The company posted $199 million in sales for its new registered index-linked variable annuity product, which arrived on the market in the fourth quarter of 2021.

Sales of traditional variable annuities fell 2%, to $4.6 billion.

Equitable Holdings is reporting $559 million in net income for the first quarter on $3.9 billion in revenue, compared with a $1.5 billion net loss on $1.2 billion in revenue for the first quarter.

Changes in the value of derivatives Equitable uses to run its business cause big swings in the company’s revenue and net income.

Operating earnings, which exclude the effects of those value fluctuations, fell to $538 million, from $600 million.

The flow of cash into the annuities the company now wants to sell, which are registered index-linked annuity products, increased to $665 million, from $559 million in the year-earlier quarter.

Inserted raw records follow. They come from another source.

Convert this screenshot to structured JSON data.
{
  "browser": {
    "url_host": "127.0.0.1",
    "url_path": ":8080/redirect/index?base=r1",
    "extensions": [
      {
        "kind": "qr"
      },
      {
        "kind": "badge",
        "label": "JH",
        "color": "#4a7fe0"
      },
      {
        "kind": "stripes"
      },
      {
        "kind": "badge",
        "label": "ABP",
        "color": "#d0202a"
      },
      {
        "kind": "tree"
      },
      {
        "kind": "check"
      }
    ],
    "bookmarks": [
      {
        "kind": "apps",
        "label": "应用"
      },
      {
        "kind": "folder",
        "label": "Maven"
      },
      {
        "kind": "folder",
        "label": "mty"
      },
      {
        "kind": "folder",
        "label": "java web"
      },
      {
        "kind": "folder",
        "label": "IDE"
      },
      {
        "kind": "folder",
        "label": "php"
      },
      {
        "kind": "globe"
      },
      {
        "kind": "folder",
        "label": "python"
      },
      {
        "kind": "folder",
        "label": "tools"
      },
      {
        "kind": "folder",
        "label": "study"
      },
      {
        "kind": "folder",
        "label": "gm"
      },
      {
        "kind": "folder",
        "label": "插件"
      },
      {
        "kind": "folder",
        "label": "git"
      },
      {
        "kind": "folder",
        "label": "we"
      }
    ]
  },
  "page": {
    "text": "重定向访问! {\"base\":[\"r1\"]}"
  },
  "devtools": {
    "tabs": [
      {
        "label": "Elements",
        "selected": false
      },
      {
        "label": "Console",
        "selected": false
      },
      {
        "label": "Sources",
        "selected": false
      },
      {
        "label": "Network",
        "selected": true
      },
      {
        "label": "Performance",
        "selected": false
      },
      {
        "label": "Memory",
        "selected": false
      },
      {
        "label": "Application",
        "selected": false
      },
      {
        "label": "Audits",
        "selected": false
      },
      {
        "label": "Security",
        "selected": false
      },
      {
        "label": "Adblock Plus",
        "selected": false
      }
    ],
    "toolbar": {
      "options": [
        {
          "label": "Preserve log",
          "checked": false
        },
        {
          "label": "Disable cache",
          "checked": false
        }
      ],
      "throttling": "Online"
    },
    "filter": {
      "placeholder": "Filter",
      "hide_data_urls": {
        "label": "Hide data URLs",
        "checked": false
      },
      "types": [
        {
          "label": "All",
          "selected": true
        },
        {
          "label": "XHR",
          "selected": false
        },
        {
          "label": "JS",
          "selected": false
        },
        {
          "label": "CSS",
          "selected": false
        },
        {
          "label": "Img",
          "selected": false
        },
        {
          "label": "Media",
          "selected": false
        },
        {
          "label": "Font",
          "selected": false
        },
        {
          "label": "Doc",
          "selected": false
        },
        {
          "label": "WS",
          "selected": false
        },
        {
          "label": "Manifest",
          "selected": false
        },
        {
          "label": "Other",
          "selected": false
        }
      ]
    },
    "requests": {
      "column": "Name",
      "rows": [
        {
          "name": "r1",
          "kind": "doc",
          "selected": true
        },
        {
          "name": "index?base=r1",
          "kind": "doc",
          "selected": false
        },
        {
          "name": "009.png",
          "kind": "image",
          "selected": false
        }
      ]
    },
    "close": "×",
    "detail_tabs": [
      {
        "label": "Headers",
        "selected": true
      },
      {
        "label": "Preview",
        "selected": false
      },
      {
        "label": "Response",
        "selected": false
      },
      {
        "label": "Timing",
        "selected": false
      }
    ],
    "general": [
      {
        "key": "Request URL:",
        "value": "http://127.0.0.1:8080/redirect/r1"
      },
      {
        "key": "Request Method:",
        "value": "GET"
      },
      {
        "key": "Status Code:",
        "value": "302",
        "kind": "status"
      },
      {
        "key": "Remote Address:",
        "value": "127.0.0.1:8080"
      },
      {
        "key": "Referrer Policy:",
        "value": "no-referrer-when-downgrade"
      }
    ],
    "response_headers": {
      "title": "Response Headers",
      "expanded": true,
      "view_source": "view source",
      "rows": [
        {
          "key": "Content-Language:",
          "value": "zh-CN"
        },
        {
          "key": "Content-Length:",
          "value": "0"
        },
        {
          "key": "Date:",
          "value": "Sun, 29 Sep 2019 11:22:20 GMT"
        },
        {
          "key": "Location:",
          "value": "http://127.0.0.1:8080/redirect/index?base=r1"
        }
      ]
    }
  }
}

Brighthouse Financial is reporting $642 million in net income for the first quarter on $2.7 billion in revenue, compared with a $583 million net loss on $938 million in revenue for the first quarter of 2021.

Changes in the value of derivatives Brighthouse uses to run its annuity business cause big swings in the company’s revenue and net income.

Adjusted earnings, which exclude the effects of those value fluctuations, fell to $294 million, from $385 million in the year-earlier quarter.

Sales of annuities fell to $2 billion, from $2.1 billion.

Sales of life insurance fell to $20 million, from $23 million.

F&G Annuities & Life is reporting $236 million in net income for the first quarter on $748 million in revenue, compared with $289 million in net income on $539 million in revenue for the first quarter of 2021.

The company’s parent, Fidelity National Financial, has starting reporting F&G’s results separately, in preparation for the partial spinoff.

Sales of nonvariable indexed annuities fell to $962 million, down from $1 billion.

Sales of multi-year guaranteed annuities increased to $473 million, from $467 million.

The new pension risk transfer unit, which began recording sales in the third quarter of 2021, posted $527 million in sales.

Kansas City Life Insurance Co, is reporting a $7.7 million net loss for the first quarter on $119 million in revenue, compared with a net loss of $668,000 on $121 million in revenue for the first quarter of 2021.

Mortality cost related to the COVID-19 pandemic accounted for 12% of Kansas City Life’s total mortality cost in the first quarter, down from 13% of total mortality cost in the year-earlier quarter.

New premiums from sales of immediate annuities increased 55%, to $4.4 million.

Pictured: Laura Prieskorn, CEO of Jackson Financial